Gray Fox Urocyon cinereoargenteus

One on the way out of Chan Chich, a smart looking animal.

White-nosed Coati Nasua narica

Several seen. One grumpy, the obvious mother of tiny ones, scalded us as we walked the Chan Chich road.

Kinkajou Potos flavus

One at Chan Chich.

Puma Puma concolor

While birding in the area of the King’s tomb at Chan Chich we noticed the monkeys getting noisy and upset, just over a raised bank we flushed a Puma at 40 feet range, it went the right way thankfully.

During a night drive from Chan Chich to the Gallon Jug area, we picked up a distant large cat’s eye shine just off the road, about 40m before the start of a sugar cane crop.

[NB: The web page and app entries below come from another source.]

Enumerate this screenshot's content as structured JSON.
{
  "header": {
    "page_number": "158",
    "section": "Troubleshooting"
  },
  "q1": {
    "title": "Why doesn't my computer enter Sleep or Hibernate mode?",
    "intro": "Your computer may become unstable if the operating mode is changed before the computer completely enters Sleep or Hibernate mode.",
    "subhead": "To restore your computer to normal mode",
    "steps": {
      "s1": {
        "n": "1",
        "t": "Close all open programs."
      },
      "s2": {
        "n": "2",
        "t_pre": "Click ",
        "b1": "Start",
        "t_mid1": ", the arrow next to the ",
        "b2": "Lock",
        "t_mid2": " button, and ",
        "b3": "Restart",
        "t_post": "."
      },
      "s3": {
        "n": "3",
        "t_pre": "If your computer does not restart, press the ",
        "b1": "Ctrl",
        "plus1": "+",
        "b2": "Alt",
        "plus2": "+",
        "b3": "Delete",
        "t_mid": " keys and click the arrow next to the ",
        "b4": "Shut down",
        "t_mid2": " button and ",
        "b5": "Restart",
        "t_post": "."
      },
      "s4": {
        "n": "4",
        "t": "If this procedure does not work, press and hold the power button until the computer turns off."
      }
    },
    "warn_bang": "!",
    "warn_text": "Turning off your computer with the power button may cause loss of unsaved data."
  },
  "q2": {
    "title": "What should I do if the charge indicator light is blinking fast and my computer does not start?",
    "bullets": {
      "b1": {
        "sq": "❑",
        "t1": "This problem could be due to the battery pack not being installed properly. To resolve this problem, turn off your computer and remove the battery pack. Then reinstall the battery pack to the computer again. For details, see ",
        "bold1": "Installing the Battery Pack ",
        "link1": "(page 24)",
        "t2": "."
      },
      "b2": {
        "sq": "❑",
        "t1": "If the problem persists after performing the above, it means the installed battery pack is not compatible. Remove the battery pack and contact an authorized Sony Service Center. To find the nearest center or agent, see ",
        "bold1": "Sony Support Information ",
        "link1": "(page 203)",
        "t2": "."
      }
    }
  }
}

The poor view through the bins revealed a large cat, pale and seemingly without markings, probably a Puma. In typical cat fashion it moved slowly from the roadside to the sugar cane crop edge, gave us another look and was gone. We crept up to the area but found no sign of the cat, perhaps with bait it might have shown, where was a Californian jogger when you need one!

White-tailed Deer Odocoileus virginianus.

Common around Gallon Jug.

Red Brocket Mazama americana

Common around Gallon Jug too.


At Chan Chich a family of bats kept landing around us on the deck while we ate diiner, no idea what species though. Bigger bats with pale undersides were seen on night drives.

Snakes & Amphibians

One about 1m long one at Lamanai flashed across the track, rich pale brown in colour.

A dead Boa Constrictor, which had been very recently killed, was at Crooked Tree.

Frogs and toads

Lots, but no poison dart frogs seen. Some amphibians around Chan Chich were the size of a house brick.


Green Iguana Iguana iguana

Common at Crooked Tree

Spiny-tailed Iguana Ctenosaura similis

One at Shipstern.

Striped Basilisk Basiliscus vittatus

Common, also known as the Jesus Christ Lizard as it runs on water (AKA Brian Clough Lizard in Nottinghamshire for much the same reason).

Also something rather Chameleon like at Shipstern which the guide had never seen before and lot of chattering geckoes everywhere.

If you want to contact us about anything in this report feel free.

Some images and video appear on my blog at

Mark Dennis

Birding Top 500 Counter